Could you copy each line of the listing below that has the word "screenshot"?

§ §

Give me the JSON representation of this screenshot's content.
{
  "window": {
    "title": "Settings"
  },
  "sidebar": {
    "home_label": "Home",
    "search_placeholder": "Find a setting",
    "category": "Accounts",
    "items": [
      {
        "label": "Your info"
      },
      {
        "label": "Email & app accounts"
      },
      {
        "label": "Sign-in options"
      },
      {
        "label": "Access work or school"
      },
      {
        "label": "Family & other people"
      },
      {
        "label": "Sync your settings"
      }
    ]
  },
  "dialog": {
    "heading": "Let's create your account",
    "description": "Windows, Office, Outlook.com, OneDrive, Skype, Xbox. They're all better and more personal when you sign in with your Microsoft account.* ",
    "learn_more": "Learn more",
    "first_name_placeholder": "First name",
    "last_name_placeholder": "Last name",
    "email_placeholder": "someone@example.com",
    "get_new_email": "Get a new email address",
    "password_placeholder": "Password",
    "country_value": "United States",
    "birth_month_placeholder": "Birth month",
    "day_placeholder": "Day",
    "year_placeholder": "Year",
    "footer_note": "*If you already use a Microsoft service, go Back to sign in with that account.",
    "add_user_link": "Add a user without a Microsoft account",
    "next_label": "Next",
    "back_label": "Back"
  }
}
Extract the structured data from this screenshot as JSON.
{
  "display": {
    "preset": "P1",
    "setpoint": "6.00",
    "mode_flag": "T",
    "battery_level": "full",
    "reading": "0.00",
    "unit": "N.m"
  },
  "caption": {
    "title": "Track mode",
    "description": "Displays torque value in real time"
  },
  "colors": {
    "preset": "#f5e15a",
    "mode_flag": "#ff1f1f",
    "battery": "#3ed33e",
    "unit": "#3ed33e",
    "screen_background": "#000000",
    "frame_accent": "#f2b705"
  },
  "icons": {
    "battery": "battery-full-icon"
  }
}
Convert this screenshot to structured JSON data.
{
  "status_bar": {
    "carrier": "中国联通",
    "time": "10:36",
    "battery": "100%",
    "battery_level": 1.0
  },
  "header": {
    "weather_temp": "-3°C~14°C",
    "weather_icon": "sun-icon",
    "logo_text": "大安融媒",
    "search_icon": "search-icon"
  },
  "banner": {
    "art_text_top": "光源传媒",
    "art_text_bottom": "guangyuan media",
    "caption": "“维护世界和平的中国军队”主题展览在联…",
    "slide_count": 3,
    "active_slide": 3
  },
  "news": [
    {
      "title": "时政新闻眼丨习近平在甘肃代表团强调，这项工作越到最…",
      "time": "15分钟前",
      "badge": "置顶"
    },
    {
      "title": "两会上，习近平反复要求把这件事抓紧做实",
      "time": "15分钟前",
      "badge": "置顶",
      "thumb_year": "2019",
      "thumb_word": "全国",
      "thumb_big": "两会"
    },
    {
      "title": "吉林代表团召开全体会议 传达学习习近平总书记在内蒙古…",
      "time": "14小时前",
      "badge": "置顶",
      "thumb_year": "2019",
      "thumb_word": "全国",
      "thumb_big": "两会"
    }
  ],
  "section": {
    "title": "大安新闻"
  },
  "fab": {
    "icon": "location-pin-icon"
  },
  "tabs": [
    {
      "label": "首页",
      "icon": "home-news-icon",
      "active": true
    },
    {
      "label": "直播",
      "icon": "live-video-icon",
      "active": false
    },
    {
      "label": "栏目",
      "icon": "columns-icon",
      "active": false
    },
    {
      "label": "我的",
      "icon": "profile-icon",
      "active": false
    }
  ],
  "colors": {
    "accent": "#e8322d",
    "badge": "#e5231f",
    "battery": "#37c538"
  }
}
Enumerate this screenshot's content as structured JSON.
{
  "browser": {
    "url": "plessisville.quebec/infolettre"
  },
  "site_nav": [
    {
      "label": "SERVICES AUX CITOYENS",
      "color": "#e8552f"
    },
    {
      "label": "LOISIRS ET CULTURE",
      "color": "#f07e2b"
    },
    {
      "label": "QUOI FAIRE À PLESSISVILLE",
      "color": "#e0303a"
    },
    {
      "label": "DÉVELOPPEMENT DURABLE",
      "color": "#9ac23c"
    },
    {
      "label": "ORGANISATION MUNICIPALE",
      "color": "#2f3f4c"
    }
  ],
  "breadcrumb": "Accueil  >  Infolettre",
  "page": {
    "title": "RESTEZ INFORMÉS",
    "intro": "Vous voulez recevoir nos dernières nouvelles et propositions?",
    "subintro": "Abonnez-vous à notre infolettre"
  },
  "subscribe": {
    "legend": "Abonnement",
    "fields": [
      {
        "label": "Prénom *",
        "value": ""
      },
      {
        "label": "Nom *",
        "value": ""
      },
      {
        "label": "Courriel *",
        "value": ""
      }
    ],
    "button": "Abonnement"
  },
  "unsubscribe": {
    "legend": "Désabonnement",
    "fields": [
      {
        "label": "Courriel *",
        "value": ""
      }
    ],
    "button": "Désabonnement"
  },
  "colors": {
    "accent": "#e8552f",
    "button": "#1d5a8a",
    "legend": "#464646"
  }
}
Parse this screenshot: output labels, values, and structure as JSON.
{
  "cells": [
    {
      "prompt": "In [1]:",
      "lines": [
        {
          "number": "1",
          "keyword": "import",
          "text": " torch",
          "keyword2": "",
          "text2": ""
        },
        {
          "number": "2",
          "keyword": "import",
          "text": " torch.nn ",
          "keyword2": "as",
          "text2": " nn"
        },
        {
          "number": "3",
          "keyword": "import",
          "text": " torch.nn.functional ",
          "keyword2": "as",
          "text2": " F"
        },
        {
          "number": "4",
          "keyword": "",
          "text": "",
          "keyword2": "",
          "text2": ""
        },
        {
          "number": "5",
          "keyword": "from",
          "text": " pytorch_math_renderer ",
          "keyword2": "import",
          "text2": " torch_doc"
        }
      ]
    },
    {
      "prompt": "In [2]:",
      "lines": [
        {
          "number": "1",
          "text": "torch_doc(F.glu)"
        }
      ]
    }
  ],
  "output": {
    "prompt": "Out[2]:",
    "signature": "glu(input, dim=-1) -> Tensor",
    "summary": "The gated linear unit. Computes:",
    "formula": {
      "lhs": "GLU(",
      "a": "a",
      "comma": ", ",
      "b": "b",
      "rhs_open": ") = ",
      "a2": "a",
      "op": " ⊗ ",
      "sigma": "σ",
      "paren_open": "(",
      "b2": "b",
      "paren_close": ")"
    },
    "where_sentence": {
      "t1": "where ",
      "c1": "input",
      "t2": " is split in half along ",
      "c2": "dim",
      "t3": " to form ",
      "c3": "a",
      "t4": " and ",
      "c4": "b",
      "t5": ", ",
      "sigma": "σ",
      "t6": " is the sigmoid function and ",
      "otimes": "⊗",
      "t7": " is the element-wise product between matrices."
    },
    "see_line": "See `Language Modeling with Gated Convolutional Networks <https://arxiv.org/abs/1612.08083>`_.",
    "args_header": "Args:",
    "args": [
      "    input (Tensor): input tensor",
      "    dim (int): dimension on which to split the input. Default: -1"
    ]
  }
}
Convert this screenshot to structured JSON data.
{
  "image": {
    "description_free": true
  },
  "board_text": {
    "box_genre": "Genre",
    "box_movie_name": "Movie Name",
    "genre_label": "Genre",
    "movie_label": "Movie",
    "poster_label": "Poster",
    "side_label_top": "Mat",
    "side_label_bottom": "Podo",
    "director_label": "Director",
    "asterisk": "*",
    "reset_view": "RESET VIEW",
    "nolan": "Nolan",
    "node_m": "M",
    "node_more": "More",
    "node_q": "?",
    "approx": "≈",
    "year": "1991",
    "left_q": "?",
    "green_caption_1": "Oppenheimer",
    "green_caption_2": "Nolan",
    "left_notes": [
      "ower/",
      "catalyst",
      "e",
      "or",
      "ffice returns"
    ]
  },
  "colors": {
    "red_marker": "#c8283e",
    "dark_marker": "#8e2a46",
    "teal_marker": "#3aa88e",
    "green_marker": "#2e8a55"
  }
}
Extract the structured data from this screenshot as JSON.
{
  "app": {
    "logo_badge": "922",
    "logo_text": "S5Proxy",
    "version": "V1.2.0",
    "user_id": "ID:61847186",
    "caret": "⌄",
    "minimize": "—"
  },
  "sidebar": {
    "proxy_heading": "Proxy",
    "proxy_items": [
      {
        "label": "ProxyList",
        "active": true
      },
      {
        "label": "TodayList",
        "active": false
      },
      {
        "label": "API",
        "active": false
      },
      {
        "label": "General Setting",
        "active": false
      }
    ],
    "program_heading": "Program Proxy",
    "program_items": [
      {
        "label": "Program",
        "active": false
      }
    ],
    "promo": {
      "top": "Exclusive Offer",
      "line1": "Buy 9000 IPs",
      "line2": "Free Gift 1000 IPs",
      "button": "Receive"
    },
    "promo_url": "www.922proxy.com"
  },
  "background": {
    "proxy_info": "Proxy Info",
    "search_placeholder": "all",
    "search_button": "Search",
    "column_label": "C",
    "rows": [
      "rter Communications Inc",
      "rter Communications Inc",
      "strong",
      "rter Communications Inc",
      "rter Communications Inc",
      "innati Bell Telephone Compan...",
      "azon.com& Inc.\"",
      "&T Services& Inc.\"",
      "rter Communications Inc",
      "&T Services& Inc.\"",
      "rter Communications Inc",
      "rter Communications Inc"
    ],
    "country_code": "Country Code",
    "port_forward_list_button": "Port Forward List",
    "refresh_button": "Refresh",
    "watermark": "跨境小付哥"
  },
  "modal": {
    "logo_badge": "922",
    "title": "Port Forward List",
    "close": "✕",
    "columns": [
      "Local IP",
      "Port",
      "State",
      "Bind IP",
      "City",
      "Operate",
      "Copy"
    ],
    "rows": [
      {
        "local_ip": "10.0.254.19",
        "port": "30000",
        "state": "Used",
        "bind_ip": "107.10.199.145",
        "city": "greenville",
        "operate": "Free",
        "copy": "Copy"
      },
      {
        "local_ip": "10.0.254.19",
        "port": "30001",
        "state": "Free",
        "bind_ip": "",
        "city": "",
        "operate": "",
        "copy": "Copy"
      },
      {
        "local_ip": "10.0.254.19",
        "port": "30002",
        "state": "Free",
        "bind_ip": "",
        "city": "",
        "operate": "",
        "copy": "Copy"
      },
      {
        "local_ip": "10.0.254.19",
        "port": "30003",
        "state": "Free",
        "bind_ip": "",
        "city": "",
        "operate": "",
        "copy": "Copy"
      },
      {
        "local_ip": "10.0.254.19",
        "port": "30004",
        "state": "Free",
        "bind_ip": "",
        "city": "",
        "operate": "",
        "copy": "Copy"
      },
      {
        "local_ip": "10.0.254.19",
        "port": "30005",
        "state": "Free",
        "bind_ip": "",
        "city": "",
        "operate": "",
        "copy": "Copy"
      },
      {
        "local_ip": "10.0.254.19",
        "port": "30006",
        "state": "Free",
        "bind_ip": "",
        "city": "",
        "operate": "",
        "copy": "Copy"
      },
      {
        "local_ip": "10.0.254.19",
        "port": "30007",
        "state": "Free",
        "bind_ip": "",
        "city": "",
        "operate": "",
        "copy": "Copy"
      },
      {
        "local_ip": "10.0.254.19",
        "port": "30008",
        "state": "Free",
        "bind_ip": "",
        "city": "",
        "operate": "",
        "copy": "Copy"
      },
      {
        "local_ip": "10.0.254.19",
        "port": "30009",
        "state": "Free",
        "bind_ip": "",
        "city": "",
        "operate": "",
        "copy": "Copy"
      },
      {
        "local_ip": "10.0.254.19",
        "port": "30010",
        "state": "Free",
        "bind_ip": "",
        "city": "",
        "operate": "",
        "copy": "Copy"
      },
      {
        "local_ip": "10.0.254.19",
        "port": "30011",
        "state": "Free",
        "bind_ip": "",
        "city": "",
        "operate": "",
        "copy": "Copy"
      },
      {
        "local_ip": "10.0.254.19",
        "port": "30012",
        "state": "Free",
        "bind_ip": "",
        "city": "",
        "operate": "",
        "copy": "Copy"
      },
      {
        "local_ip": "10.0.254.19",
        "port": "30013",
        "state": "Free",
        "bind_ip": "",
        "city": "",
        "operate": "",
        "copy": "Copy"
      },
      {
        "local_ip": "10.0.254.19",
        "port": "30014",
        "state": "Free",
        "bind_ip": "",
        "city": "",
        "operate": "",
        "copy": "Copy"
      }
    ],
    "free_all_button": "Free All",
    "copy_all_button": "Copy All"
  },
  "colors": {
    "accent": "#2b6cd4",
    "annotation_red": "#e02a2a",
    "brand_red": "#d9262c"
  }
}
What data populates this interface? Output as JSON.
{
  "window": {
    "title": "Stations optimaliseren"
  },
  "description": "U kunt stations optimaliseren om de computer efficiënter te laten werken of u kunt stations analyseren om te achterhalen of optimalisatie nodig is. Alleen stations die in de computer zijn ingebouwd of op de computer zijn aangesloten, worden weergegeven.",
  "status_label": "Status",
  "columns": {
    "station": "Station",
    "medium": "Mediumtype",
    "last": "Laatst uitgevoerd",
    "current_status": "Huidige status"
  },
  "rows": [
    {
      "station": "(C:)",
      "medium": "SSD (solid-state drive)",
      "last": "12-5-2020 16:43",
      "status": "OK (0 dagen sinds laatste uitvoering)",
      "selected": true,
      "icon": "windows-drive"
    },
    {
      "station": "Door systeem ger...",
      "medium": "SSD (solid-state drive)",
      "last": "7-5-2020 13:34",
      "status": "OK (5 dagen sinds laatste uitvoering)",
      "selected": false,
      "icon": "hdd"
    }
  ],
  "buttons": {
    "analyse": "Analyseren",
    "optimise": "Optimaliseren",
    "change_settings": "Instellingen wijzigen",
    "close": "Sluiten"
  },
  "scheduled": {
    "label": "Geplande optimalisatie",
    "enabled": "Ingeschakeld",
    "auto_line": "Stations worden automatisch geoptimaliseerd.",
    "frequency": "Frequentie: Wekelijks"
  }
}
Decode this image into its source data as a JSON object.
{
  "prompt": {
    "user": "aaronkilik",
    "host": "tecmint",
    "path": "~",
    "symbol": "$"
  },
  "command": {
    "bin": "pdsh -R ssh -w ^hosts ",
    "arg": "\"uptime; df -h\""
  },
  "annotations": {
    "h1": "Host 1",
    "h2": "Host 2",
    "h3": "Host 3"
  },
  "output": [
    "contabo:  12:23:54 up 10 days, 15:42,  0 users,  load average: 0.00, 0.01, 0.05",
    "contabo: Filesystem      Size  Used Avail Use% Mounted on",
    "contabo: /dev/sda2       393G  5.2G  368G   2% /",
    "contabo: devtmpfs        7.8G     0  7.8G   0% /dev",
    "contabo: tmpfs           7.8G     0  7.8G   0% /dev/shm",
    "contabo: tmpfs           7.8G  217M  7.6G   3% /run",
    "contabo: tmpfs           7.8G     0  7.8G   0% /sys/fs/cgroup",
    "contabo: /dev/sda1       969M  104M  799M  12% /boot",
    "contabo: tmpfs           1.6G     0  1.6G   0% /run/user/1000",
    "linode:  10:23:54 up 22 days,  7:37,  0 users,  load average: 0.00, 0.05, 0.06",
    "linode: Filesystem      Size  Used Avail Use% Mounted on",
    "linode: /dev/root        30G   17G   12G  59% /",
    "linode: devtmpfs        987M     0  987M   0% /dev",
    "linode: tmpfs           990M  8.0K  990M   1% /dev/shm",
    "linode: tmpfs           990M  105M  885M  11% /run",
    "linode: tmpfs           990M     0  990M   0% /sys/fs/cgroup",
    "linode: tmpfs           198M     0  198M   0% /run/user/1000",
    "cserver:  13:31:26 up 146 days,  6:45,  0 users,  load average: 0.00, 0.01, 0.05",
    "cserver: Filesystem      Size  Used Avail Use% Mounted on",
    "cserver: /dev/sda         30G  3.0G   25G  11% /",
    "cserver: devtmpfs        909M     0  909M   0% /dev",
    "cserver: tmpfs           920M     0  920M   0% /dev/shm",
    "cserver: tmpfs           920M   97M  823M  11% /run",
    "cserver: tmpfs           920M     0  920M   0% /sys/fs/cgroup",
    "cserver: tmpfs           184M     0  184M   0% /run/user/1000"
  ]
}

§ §

TASK RESULT:
Give me the JSON representation of this screenshot's content.
Extract the structured data from this screenshot as JSON.
Convert this screenshot to structured JSON data.
Enumerate this screenshot's content as structured JSON.
Parse this screenshot: output labels, values, and structure as JSON.
Convert this screenshot to structured JSON data.
Extract the structured data from this screenshot as JSON.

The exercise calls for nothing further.